This “Big Data” approach uses massive amounts of available information, along with high-end parallel computing, to find important clues that aid in the fight against rogue activities.
“The threats analyzed can often come in the form of terrorist attacks or insider shootings and can take place both domestically and overseas,” said Ray Dos Santos, a mathematician and computer scientist with the ERDC’s Geospatial Research Laboratory. “You have to crunch millions of pieces of information trying to find a few interesting patterns. The idea is to calculate the probability of an attack in a certain area.”
The mostly automated system evaluates conditions that best indicate when and where such attacks may take place. One program attempts to identify rogue networks of terrorist activities eliciting malicious developments. Another line of research combines demographic data, geospatial events and street imagery to measure the likelihood of attacks in specific urban areas.
“We could be looking at a very busy street or a remote location,” said Dos Santos. “It could be an empty warehouse, a small desert area or something the size of a large army base.”
“Behind the scenes, the system looks not only into the landscape — the building layouts and population density — but also into the data,” he said. “For example, historical events that may have happened in that area, the area’s demographics, the population’s educational levels, income levels and housing. We make use of a lot of different information to calculate the score.”
This information is then computed and complied into a bigger picture. “It’s based on what we call graph neural networks,” said Dos Santos. “It creates little graphs of connections — it could be a place connected to a piece of data, connected to a piece of demographics in the area — and then it creates models of things that could happen.”
Getting an accurate picture depends on the amount of data on hand, and the biggest limitation of these algorithms lies in the lack of information or data.
“Depending on the location, if there is a lot of data and good pictures, the system works a little bit better than if it is a very remote area with a small amount of information,” he said.
Dos Santos says the team is running experiments with a prototype to increase accuracy.
“We want to make an impact at the lowest level possible,” he said. “We’re building these algorithms so that they can be implemented into existing systems — for example, mission planning. It would be nice if — before the Soldiers go out into the field ― we can help them better understand the area and know the full risks.”

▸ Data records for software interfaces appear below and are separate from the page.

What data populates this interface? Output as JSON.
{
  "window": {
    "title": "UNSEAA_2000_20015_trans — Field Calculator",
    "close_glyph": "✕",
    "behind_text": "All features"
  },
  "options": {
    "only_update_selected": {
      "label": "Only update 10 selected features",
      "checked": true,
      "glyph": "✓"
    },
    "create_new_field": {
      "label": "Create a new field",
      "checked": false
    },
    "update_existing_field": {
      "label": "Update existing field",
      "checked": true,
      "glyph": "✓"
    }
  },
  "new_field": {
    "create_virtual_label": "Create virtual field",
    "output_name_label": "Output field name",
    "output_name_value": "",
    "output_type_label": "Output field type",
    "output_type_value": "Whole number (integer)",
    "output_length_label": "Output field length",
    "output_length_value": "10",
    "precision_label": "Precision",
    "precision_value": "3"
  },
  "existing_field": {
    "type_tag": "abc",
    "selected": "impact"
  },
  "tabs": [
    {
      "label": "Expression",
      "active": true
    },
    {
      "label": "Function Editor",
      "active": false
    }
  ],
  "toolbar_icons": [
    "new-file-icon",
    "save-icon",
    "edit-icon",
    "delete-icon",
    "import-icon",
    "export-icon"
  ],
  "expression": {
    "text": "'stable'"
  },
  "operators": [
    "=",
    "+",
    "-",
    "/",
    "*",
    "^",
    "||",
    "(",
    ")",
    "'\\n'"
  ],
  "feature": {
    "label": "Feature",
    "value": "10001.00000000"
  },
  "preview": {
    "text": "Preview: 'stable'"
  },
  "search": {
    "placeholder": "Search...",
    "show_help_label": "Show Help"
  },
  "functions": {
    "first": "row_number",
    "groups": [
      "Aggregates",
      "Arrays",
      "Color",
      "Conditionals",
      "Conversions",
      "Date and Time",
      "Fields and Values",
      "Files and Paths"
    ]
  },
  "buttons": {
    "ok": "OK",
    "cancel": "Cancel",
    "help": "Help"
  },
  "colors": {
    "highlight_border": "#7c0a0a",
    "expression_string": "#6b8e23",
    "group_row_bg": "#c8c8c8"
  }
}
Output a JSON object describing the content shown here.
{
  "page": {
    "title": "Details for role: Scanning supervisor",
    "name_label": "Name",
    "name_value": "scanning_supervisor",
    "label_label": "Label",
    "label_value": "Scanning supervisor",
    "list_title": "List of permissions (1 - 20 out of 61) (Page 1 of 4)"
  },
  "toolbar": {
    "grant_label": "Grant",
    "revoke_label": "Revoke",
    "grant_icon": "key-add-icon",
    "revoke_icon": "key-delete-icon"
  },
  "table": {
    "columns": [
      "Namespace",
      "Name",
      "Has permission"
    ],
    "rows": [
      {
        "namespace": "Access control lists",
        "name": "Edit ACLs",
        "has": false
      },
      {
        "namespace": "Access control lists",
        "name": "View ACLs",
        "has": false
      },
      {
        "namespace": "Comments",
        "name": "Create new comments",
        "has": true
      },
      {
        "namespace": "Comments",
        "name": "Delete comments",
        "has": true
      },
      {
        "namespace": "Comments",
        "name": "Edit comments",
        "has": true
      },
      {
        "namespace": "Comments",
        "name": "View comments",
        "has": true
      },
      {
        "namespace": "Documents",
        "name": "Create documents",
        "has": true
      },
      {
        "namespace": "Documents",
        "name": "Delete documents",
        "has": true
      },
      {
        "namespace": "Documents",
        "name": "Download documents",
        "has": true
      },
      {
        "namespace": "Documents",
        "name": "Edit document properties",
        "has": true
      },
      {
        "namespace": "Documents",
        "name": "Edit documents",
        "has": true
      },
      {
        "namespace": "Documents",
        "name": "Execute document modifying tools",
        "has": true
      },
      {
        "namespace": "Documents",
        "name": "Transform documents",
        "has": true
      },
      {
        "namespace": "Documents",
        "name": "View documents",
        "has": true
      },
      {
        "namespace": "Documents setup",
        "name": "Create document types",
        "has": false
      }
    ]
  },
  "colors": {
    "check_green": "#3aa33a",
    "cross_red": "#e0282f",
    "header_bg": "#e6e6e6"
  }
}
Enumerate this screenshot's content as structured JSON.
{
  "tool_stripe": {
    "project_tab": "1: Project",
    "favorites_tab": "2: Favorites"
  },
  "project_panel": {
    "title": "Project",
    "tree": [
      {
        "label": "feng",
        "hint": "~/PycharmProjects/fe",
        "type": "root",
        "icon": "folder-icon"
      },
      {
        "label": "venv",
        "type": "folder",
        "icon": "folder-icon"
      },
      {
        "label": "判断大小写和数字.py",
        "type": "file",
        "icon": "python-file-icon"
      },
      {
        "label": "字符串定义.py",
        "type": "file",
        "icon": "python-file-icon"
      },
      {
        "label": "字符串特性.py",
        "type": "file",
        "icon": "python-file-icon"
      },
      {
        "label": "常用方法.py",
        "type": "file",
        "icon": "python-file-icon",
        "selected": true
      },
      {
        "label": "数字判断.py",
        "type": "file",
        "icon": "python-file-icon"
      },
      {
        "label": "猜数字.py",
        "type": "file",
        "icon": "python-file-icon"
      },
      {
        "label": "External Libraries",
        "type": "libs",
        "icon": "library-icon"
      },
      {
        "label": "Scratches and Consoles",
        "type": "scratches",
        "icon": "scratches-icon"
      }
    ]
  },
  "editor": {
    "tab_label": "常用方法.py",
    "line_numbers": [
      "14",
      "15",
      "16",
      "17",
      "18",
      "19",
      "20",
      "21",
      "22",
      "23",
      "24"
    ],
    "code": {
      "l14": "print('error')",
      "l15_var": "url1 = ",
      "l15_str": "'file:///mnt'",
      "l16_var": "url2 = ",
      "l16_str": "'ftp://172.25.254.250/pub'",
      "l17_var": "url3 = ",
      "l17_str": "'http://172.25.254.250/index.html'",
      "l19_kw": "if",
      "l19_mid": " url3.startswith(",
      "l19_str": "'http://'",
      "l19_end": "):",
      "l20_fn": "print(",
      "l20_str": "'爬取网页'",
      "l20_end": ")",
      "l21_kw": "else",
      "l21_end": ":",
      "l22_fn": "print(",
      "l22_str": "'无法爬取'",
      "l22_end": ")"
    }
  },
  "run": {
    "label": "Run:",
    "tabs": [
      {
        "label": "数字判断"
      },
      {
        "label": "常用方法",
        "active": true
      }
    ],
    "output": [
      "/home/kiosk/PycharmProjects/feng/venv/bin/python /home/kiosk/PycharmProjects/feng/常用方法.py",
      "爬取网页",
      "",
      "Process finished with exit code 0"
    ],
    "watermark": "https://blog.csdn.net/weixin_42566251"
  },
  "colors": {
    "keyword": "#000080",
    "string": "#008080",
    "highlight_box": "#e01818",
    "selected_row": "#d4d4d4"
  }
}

“Threats can sneak up on you without any warning or without any suspicion whatsoever,” he said. “Our ultimate goal for this system is for our troops to be able to deploy into an area that they know to be safe.”